Housing Rabbits
original publish date: 2017-02-26 12:09:32 A barn/ lean too/ Covered Hutch/Shed You should have a place selected for your Rabbits that is well ventilated, protected from drafts, wind, rain and predators. I have been thru several iterations of housing at this point from a poorly thought out idea that I could just run them in […]
original publish date: 2017-02-26 12:09:32

A barn/ lean too/ Covered Hutch/Shed

You should have a place selected for your Rabbits that is well ventilated, protected from drafts, wind, rain and predators. I have been thru several iterations of housing at this point from a poorly thought out idea that I could just run them in the chicken brooder, to my extra bathroom, then vet crates.  Their first hutch that wasn't properly roofed, to the second-hand stacking hutch that was a flimsy build, to FINALLY getting a nice 4 hole wire rabbit cage that only needs a little work . The common thread with all of these though has been proper protection from the elements. Currently placing metal barn panels on top of the hutches has worked OK for keeping rain out and placing the cages either against the garage or building a wind break with privacy fence has worked alright. But the plan this spring is to build a proper lean too next to the garage. In 2018 we upgraded again, and built a car port like rabbit barn off the side of the garage, it houses 11 hanging rabbit cages in the Doe barn , and a second enclosed area for the Bucks with 4 more holes. I have a Metal Veterinary stacking Dog cage for temporary and quarantine houses, and 2 large grow out cages in the back that house our grow out buck and does separately. Our rabbitry is always being upgraded and improved.  

Wire cages at least 24x16x30, each for large breed rabbits.

DO NOT FORGET TO TAKE INTO CONSIDERATION YOUR ARM LENGTH! My biggest problem when I brought home our first rabbit hutch was that first off, it didn't have doors on the front, it opened from the top so catching rabbits was difficult. Also while it's great as grow out pen, it was too deep for me. My effective reach is only about 18-24 inches, and this hutch is at least 30" deep but 24" wide. It's a great comfortable run for my Big rabbits, but not being able to easily catch them makes it hard to work with them.  So make sure the door is positioned so that you have full depth to reach your bunnies when you need to catch them. If you need too, go slightly longer so they still have plenty of room to run but you can get to them.

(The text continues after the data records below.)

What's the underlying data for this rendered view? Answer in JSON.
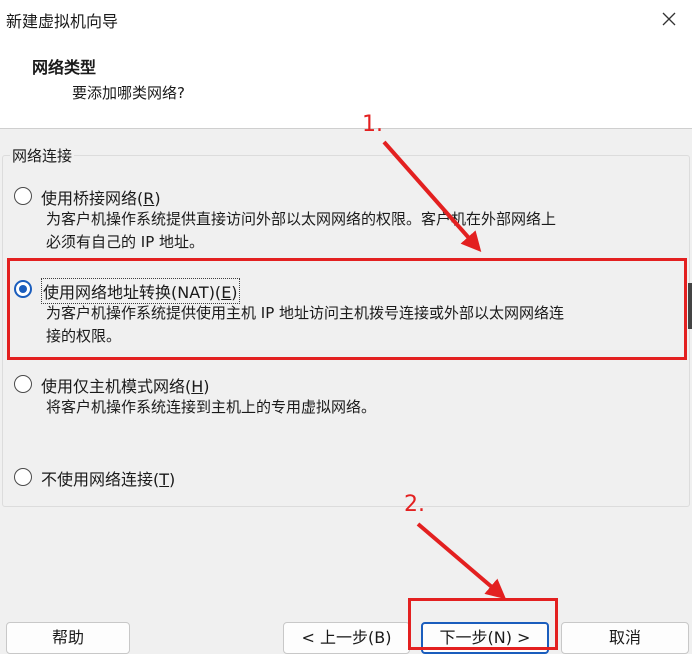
{
  "window": {
    "title": "新建虚拟机向导"
  },
  "header": {
    "title": "网络类型",
    "subtitle": "要添加哪类网络?"
  },
  "network_group": {
    "legend": "网络连接",
    "options": [
      {
        "label": "使用桥接网络(",
        "accel": "R",
        "label_end": ")",
        "selected": false,
        "description": "为客户机操作系统提供直接访问外部以太网网络的权限。客户机在外部网络上\n必须有自己的 IP 地址。"
      },
      {
        "label": "使用网络地址转换(NAT)(",
        "accel": "E",
        "label_end": ")",
        "selected": true,
        "description": "为客户机操作系统提供使用主机 IP 地址访问主机拨号连接或外部以太网网络连\n接的权限。"
      },
      {
        "label": "使用仅主机模式网络(",
        "accel": "H",
        "label_end": ")",
        "selected": false,
        "description": "将客户机操作系统连接到主机上的专用虚拟网络。"
      },
      {
        "label": "不使用网络连接(",
        "accel": "T",
        "label_end": ")",
        "selected": false,
        "description": ""
      }
    ]
  },
  "annotations": {
    "step1": "1.",
    "step2": "2.",
    "color": "#e32020"
  },
  "buttons": {
    "help": "帮助",
    "back": "< 上一步(B)",
    "next": "下一步(N) >",
    "cancel": "取消"
  },
  "colors": {
    "accent": "#1a5dbd",
    "highlight": "#e32020"
  }
}
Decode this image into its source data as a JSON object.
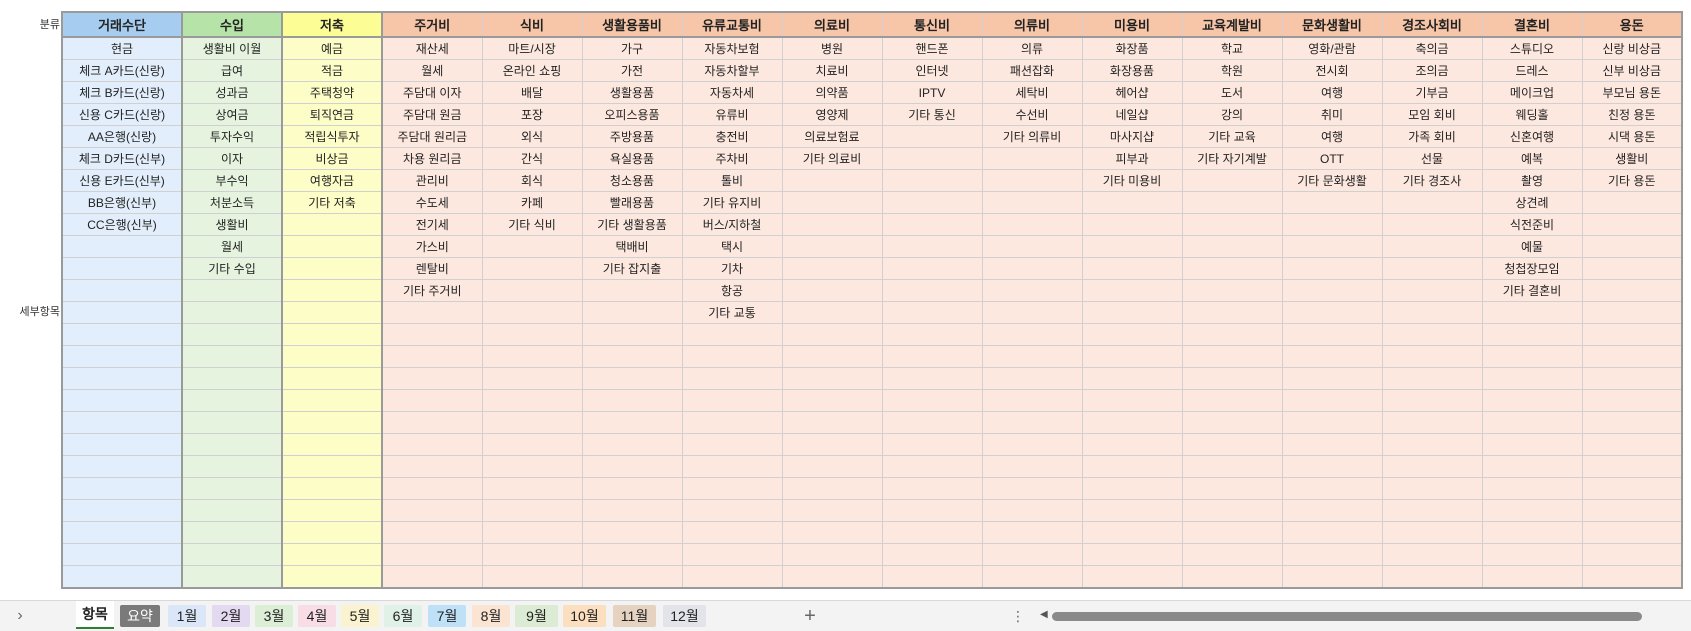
{
  "row_labels": {
    "category": "분류",
    "detail": "세부항목"
  },
  "columns": [
    {
      "header": "거래수단",
      "header_bg": "#a6cdf0",
      "cell_bg": "#e2eefb",
      "width": 120,
      "items": [
        "현금",
        "체크 A카드(신랑)",
        "체크 B카드(신랑)",
        "신용 C카드(신랑)",
        "AA은행(신랑)",
        "체크 D카드(신부)",
        "신용 E카드(신부)",
        "BB은행(신부)",
        "CC은행(신부)"
      ]
    },
    {
      "header": "수입",
      "header_bg": "#b6e3a8",
      "cell_bg": "#e6f4df",
      "width": 100,
      "items": [
        "생활비 이월",
        "급여",
        "성과금",
        "상여금",
        "투자수익",
        "이자",
        "부수익",
        "처분소득",
        "생활비",
        "월세",
        "기타 수입"
      ]
    },
    {
      "header": "저축",
      "header_bg": "#fdfd96",
      "cell_bg": "#fdfdc8",
      "width": 100,
      "items": [
        "예금",
        "적금",
        "주택청약",
        "퇴직연금",
        "적립식투자",
        "비상금",
        "여행자금",
        "기타 저축"
      ]
    },
    {
      "header": "주거비",
      "header_bg": "#f7c6a8",
      "cell_bg": "#fde8df",
      "width": 100,
      "items": [
        "재산세",
        "월세",
        "주담대 이자",
        "주담대 원금",
        "주담대 원리금",
        "차용 원리금",
        "관리비",
        "수도세",
        "전기세",
        "가스비",
        "렌탈비",
        "기타 주거비"
      ]
    },
    {
      "header": "식비",
      "header_bg": "#f7c6a8",
      "cell_bg": "#fde8df",
      "width": 100,
      "items": [
        "마트/시장",
        "온라인 쇼핑",
        "배달",
        "포장",
        "외식",
        "간식",
        "회식",
        "카페",
        "기타 식비"
      ]
    },
    {
      "header": "생활용품비",
      "header_bg": "#f7c6a8",
      "cell_bg": "#fde8df",
      "width": 100,
      "items": [
        "가구",
        "가전",
        "생활용품",
        "오피스용품",
        "주방용품",
        "욕실용품",
        "청소용품",
        "빨래용품",
        "기타 생활용품",
        "택배비",
        "기타 잡지출"
      ]
    },
    {
      "header": "유류교통비",
      "header_bg": "#f7c6a8",
      "cell_bg": "#fde8df",
      "width": 100,
      "items": [
        "자동차보험",
        "자동차할부",
        "자동차세",
        "유류비",
        "충전비",
        "주차비",
        "톨비",
        "기타 유지비",
        "버스/지하철",
        "택시",
        "기차",
        "항공",
        "기타 교통"
      ]
    },
    {
      "header": "의료비",
      "header_bg": "#f7c6a8",
      "cell_bg": "#fde8df",
      "width": 100,
      "items": [
        "병원",
        "치료비",
        "의약품",
        "영양제",
        "의료보험료",
        "기타 의료비"
      ]
    },
    {
      "header": "통신비",
      "header_bg": "#f7c6a8",
      "cell_bg": "#fde8df",
      "width": 100,
      "items": [
        "핸드폰",
        "인터넷",
        "IPTV",
        "기타 통신"
      ]
    },
    {
      "header": "의류비",
      "header_bg": "#f7c6a8",
      "cell_bg": "#fde8df",
      "width": 100,
      "items": [
        "의류",
        "패션잡화",
        "세탁비",
        "수선비",
        "기타 의류비"
      ]
    },
    {
      "header": "미용비",
      "header_bg": "#f7c6a8",
      "cell_bg": "#fde8df",
      "width": 100,
      "items": [
        "화장품",
        "화장용품",
        "헤어샵",
        "네일샵",
        "마사지샵",
        "피부과",
        "기타 미용비"
      ]
    },
    {
      "header": "교육계발비",
      "header_bg": "#f7c6a8",
      "cell_bg": "#fde8df",
      "width": 100,
      "items": [
        "학교",
        "학원",
        "도서",
        "강의",
        "기타 교육",
        "기타 자기계발"
      ]
    },
    {
      "header": "문화생활비",
      "header_bg": "#f7c6a8",
      "cell_bg": "#fde8df",
      "width": 100,
      "items": [
        "영화/관람",
        "전시회",
        "여행",
        "취미",
        "여행",
        "OTT",
        "기타 문화생활"
      ]
    },
    {
      "header": "경조사회비",
      "header_bg": "#f7c6a8",
      "cell_bg": "#fde8df",
      "width": 100,
      "items": [
        "축의금",
        "조의금",
        "기부금",
        "모임 회비",
        "가족 회비",
        "선물",
        "기타 경조사"
      ]
    },
    {
      "header": "결혼비",
      "header_bg": "#f7c6a8",
      "cell_bg": "#fde8df",
      "width": 100,
      "items": [
        "스튜디오",
        "드레스",
        "메이크업",
        "웨딩홀",
        "신혼여행",
        "예복",
        "촬영",
        "상견례",
        "식전준비",
        "예물",
        "청첩장모임",
        "기타 결혼비"
      ]
    },
    {
      "header": "용돈",
      "header_bg": "#f7c6a8",
      "cell_bg": "#fde8df",
      "width": 100,
      "items": [
        "신랑 비상금",
        "신부 비상금",
        "부모님 용돈",
        "친정 용돈",
        "시댁 용돈",
        "생활비",
        "기타 용돈"
      ]
    }
  ],
  "tabs": [
    {
      "label": "항목",
      "active": true,
      "bg": "#ffffff",
      "color": "#222222"
    },
    {
      "label": "요약",
      "bg": "#7a7a7a",
      "color": "#ffffff"
    },
    {
      "label": "1월",
      "bg": "#dbe7f8",
      "color": "#222222"
    },
    {
      "label": "2월",
      "bg": "#e3d9f0",
      "color": "#222222"
    },
    {
      "label": "3월",
      "bg": "#dcefd6",
      "color": "#222222"
    },
    {
      "label": "4월",
      "bg": "#f8dde6",
      "color": "#222222"
    },
    {
      "label": "5월",
      "bg": "#fbf3cf",
      "color": "#222222"
    },
    {
      "label": "6월",
      "bg": "#e0f1e8",
      "color": "#222222"
    },
    {
      "label": "7월",
      "bg": "#bfe1f7",
      "color": "#222222"
    },
    {
      "label": "8월",
      "bg": "#fbe5d2",
      "color": "#222222"
    },
    {
      "label": "9월",
      "bg": "#dcebd4",
      "color": "#222222"
    },
    {
      "label": "10월",
      "bg": "#fbdfbe",
      "color": "#222222"
    },
    {
      "label": "11월",
      "bg": "#e6d2c1",
      "color": "#222222"
    },
    {
      "label": "12월",
      "bg": "#e3e3ea",
      "color": "#222222"
    }
  ],
  "icons": {
    "scroll_left": "chevron-right-icon",
    "add_sheet": "plus-icon",
    "more": "vertical-dots-icon"
  },
  "grid_rows": 25
}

J-clamp tool & fasteners

Invest in a GOOD pair of J-pliers, J-clamps and fasteners are great for building and repairing wire cages, for building Rabbit sized hay racks, runs, and any amount of quick wire mesh project you may find that you need.  Beyond repairing,  building, and modifying Rabbit pens. I have also built Chicken pens, and Garden Chicken cages for use as a chicken tractor.

DIY Nesting Boxes

I use 5 gal buckets with lids. Take a 5 gal bucket, place a lid on it using a decent drywall knife, utility knife, or strong scissors cut a hole in the lid large enough for your Doe into the bucket. Screw, or fasten the bucket to the side and floor of the cage.  Add a few handfuls of Fine woodchips then cover with clean straw, Voila! $5 nesting box.  I have had a lot of luck with these. I also put an open 5 gal bucket in for my Buck so he has a warm place to rest if he chooses. 

5 Gallon buckets:

5 gal buckets also come in handy for mixing your electrolytes, carrying feed, water bottles, at time of Slaughter for catching blood, or organs, Storage, Poop, basically have like 2-5 extra 5 gal buckets at all times. They are life savers and only cost like $3.   Resting pads for rabbits are a place the bunnies can get off the wire on occasion. You can build a platform or get a straw mat, or use the bucket like I do to give them a comfy place to sleep and rest.

Leave a Reply

Your email address will not be published. Required fields are marked *